Excerpts from an interface dataset:

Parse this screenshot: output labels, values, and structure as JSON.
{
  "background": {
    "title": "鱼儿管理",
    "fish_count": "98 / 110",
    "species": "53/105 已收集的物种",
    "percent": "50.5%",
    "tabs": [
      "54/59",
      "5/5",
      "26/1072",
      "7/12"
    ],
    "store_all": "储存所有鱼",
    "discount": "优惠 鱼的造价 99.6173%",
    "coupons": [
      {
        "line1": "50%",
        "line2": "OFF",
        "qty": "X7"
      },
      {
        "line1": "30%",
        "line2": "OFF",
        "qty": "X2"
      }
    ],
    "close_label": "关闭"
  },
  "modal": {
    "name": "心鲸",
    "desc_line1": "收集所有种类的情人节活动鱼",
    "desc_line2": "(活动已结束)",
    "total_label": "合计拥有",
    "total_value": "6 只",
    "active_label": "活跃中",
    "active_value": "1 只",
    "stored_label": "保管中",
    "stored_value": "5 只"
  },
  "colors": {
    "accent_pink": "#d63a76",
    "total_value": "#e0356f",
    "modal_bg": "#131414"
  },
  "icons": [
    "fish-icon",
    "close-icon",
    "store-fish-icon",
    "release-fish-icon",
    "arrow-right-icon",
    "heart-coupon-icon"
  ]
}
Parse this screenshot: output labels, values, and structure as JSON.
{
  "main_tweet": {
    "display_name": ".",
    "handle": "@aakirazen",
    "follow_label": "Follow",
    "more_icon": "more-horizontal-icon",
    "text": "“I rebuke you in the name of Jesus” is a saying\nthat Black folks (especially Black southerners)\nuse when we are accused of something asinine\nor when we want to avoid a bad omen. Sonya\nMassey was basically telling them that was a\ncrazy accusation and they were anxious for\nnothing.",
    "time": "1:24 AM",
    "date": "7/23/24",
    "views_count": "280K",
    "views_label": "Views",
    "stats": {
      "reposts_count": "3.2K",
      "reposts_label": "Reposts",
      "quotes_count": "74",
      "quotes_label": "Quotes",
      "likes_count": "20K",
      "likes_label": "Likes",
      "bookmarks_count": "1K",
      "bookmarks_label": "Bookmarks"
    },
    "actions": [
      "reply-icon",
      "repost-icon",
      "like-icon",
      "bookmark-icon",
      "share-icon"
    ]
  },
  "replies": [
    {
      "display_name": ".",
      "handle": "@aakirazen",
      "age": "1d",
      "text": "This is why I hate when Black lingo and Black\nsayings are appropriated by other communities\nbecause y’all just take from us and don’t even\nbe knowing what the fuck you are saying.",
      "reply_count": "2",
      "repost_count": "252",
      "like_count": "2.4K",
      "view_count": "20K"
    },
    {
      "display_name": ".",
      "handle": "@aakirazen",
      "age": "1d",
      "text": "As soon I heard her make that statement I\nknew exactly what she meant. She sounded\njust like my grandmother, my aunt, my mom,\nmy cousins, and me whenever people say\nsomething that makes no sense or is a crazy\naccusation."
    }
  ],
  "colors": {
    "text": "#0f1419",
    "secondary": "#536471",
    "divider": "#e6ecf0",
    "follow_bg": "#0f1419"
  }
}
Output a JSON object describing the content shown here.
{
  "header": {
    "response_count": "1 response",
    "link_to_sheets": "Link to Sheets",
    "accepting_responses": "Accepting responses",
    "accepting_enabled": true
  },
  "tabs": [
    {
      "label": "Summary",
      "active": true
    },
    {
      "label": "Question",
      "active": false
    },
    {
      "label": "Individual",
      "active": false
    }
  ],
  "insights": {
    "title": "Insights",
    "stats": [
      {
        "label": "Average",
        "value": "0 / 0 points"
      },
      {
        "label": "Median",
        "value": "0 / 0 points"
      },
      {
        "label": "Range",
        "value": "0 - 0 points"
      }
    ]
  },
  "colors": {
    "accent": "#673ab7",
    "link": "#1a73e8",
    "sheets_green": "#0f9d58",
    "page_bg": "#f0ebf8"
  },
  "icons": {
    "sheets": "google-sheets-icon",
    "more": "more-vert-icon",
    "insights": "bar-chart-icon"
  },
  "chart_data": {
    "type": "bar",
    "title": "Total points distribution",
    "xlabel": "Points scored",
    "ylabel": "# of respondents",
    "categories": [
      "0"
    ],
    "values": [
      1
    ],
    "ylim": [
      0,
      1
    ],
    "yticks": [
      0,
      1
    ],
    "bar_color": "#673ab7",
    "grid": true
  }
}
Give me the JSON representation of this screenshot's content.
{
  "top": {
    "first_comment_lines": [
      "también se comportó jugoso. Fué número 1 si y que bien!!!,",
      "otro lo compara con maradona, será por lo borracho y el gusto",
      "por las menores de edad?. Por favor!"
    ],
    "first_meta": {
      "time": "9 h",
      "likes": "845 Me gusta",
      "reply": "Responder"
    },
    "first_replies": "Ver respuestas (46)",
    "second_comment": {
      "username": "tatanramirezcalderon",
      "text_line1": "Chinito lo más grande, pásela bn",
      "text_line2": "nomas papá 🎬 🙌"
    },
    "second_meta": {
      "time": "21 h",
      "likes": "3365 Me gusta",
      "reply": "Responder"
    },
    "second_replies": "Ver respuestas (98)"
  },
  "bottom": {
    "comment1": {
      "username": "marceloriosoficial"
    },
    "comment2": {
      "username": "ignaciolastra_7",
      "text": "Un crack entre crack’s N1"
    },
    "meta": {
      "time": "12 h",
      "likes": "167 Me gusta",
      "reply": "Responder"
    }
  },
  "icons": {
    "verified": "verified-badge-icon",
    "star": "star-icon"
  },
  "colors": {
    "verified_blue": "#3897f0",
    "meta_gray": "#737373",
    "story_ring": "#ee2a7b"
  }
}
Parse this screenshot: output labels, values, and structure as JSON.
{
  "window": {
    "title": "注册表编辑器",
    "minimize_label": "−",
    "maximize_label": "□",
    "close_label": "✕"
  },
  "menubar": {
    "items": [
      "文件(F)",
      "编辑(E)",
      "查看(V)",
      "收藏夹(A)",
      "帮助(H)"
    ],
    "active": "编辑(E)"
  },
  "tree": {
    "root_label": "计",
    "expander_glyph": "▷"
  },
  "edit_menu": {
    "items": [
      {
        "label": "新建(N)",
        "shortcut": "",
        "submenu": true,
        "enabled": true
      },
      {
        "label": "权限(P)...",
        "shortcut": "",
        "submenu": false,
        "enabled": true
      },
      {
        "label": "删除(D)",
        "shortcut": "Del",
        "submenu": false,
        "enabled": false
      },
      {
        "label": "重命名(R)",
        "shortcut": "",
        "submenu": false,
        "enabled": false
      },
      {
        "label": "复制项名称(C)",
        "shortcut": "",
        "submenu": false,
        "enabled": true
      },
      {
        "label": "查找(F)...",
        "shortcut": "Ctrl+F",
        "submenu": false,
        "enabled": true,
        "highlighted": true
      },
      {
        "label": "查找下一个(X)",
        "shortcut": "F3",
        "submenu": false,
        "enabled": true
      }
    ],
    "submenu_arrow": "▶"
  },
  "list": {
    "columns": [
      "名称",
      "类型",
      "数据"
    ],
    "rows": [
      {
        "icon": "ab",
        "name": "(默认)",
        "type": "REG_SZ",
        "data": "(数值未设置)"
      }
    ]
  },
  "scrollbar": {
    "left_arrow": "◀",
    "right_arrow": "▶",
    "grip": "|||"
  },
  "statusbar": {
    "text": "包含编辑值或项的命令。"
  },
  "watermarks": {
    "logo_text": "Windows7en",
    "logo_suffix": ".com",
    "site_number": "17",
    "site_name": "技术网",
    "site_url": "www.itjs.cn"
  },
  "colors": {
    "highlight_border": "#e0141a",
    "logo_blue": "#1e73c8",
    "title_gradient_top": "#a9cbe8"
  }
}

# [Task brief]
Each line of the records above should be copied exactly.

# [Answer to this exercise]
Parse this screenshot: output labels, values, and structure as JSON.
{
  "background": {
    "title": "鱼儿管理",
    "fish_count": "98 / 110",
    "species": "53/105 已收集的物种",
    "percent": "50.5%",
    "tabs": [
      "54/59",
      "5/5",
      "26/1072",
      "7/12"
    ],
    "store_all": "储存所有鱼",
    "discount": "优惠 鱼的造价 99.6173%",
    "coupons": [
      {
        "line1": "50%",
        "line2": "OFF",
        "qty": "X7"
      },
      {
        "line1": "30%",
        "line2": "OFF",
        "qty": "X2"
      }
    ],
    "close_label": "关闭"
  },
  "modal": {
    "name": "心鲸",
    "desc_line1": "收集所有种类的情人节活动鱼",
    "desc_line2": "(活动已结束)",
    "total_label": "合计拥有",
    "total_value": "6 只",
    "active_label": "活跃中",
    "active_value": "1 只",
    "stored_label": "保管中",
    "stored_value": "5 只"
  },
  "colors": {
    "accent_pink": "#d63a76",
    "total_value": "#e0356f",
    "modal_bg": "#131414"
  },
  "icons": [
    "fish-icon",
    "close-icon",
    "store-fish-icon",
    "release-fish-icon",
    "arrow-right-icon",
    "heart-coupon-icon"
  ]
}
Parse this screenshot: output labels, values, and structure as JSON.
{
  "main_tweet": {
    "display_name": ".",
    "handle": "@aakirazen",
    "follow_label": "Follow",
    "more_icon": "more-horizontal-icon",
    "text": "“I rebuke you in the name of Jesus” is a saying\nthat Black folks (especially Black southerners)\nuse when we are accused of something asinine\nor when we want to avoid a bad omen. Sonya\nMassey was basically telling them that was a\ncrazy accusation and they were anxious for\nnothing.",
    "time": "1:24 AM",
    "date": "7/23/24",
    "views_count": "280K",
    "views_label": "Views",
    "stats": {
      "reposts_count": "3.2K",
      "reposts_label": "Reposts",
      "quotes_count": "74",
      "quotes_label": "Quotes",
      "likes_count": "20K",
      "likes_label": "Likes",
      "bookmarks_count": "1K",
      "bookmarks_label": "Bookmarks"
    },
    "actions": [
      "reply-icon",
      "repost-icon",
      "like-icon",
      "bookmark-icon",
      "share-icon"
    ]
  },
  "replies": [
    {
      "display_name": ".",
      "handle": "@aakirazen",
      "age": "1d",
      "text": "This is why I hate when Black lingo and Black\nsayings are appropriated by other communities\nbecause y’all just take from us and don’t even\nbe knowing what the fuck you are saying.",
      "reply_count": "2",
      "repost_count": "252",
      "like_count": "2.4K",
      "view_count": "20K"
    },
    {
      "display_name": ".",
      "handle": "@aakirazen",
      "age": "1d",
      "text": "As soon I heard her make that statement I\nknew exactly what she meant. She sounded\njust like my grandmother, my aunt, my mom,\nmy cousins, and me whenever people say\nsomething that makes no sense or is a crazy\naccusation."
    }
  ],
  "colors": {
    "text": "#0f1419",
    "secondary": "#536471",
    "divider": "#e6ecf0",
    "follow_bg": "#0f1419"
  }
}
Output a JSON object describing the content shown here.
{
  "header": {
    "response_count": "1 response",
    "link_to_sheets": "Link to Sheets",
    "accepting_responses": "Accepting responses",
    "accepting_enabled": true
  },
  "tabs": [
    {
      "label": "Summary",
      "active": true
    },
    {
      "label": "Question",
      "active": false
    },
    {
      "label": "Individual",
      "active": false
    }
  ],
  "insights": {
    "title": "Insights",
    "stats": [
      {
        "label": "Average",
        "value": "0 / 0 points"
      },
      {
        "label": "Median",
        "value": "0 / 0 points"
      },
      {
        "label": "Range",
        "value": "0 - 0 points"
      }
    ]
  },
  "colors": {
    "accent": "#673ab7",
    "link": "#1a73e8",
    "sheets_green": "#0f9d58",
    "page_bg": "#f0ebf8"
  },
  "icons": {
    "sheets": "google-sheets-icon",
    "more": "more-vert-icon",
    "insights": "bar-chart-icon"
  },
  "chart_data": {
    "type": "bar",
    "title": "Total points distribution",
    "xlabel": "Points scored",
    "ylabel": "# of respondents",
    "categories": [
      "0"
    ],
    "values": [
      1
    ],
    "ylim": [
      0,
      1
    ],
    "yticks": [
      0,
      1
    ],
    "bar_color": "#673ab7",
    "grid": true
  }
}
Give me the JSON representation of this screenshot's content.
{
  "top": {
    "first_comment_lines": [
      "también se comportó jugoso. Fué número 1 si y que bien!!!,",
      "otro lo compara con maradona, será por lo borracho y el gusto",
      "por las menores de edad?. Por favor!"
    ],
    "first_meta": {
      "time": "9 h",
      "likes": "845 Me gusta",
      "reply": "Responder"
    },
    "first_replies": "Ver respuestas (46)",
    "second_comment": {
      "username": "tatanramirezcalderon",
      "text_line1": "Chinito lo más grande, pásela bn",
      "text_line2": "nomas papá 🎬 🙌"
    },
    "second_meta": {
      "time": "21 h",
      "likes": "3365 Me gusta",
      "reply": "Responder"
    },
    "second_replies": "Ver respuestas (98)"
  },
  "bottom": {
    "comment1": {
      "username": "marceloriosoficial"
    },
    "comment2": {
      "username": "ignaciolastra_7",
      "text": "Un crack entre crack’s N1"
    },
    "meta": {
      "time": "12 h",
      "likes": "167 Me gusta",
      "reply": "Responder"
    }
  },
  "icons": {
    "verified": "verified-badge-icon",
    "star": "star-icon"
  },
  "colors": {
    "verified_blue": "#3897f0",
    "meta_gray": "#737373",
    "story_ring": "#ee2a7b"
  }
}
Parse this screenshot: output labels, values, and structure as JSON.
{
  "window": {
    "title": "注册表编辑器",
    "minimize_label": "−",
    "maximize_label": "□",
    "close_label": "✕"
  },
  "menubar": {
    "items": [
      "文件(F)",
      "编辑(E)",
      "查看(V)",
      "收藏夹(A)",
      "帮助(H)"
    ],
    "active": "编辑(E)"
  },
  "tree": {
    "root_label": "计",
    "expander_glyph": "▷"
  },
  "edit_menu": {
    "items": [
      {
        "label": "新建(N)",
        "shortcut": "",
        "submenu": true,
        "enabled": true
      },
      {
        "label": "权限(P)...",
        "shortcut": "",
        "submenu": false,
        "enabled": true
      },
      {
        "label": "删除(D)",
        "shortcut": "Del",
        "submenu": false,
        "enabled": false
      },
      {
        "label": "重命名(R)",
        "shortcut": "",
        "submenu": false,
        "enabled": false
      },
      {
        "label": "复制项名称(C)",
        "shortcut": "",
        "submenu": false,
        "enabled": true
      },
      {
        "label": "查找(F)...",
        "shortcut": "Ctrl+F",
        "submenu": false,
        "enabled": true,
        "highlighted": true
      },
      {
        "label": "查找下一个(X)",
        "shortcut": "F3",
        "submenu": false,
        "enabled": true
      }
    ],
    "submenu_arrow": "▶"
  },
  "list": {
    "columns": [
      "名称",
      "类型",
      "数据"
    ],
    "rows": [
      {
        "icon": "ab",
        "name": "(默认)",
        "type": "REG_SZ",
        "data": "(数值未设置)"
      }
    ]
  },
  "scrollbar": {
    "left_arrow": "◀",
    "right_arrow": "▶",
    "grip": "|||"
  },
  "statusbar": {
    "text": "包含编辑值或项的命令。"
  },
  "watermarks": {
    "logo_text": "Windows7en",
    "logo_suffix": ".com",
    "site_number": "17",
    "site_name": "技术网",
    "site_url": "www.itjs.cn"
  },
  "colors": {
    "highlight_border": "#e0141a",
    "logo_blue": "#1e73c8",
    "title_gradient_top": "#a9cbe8"
  }
}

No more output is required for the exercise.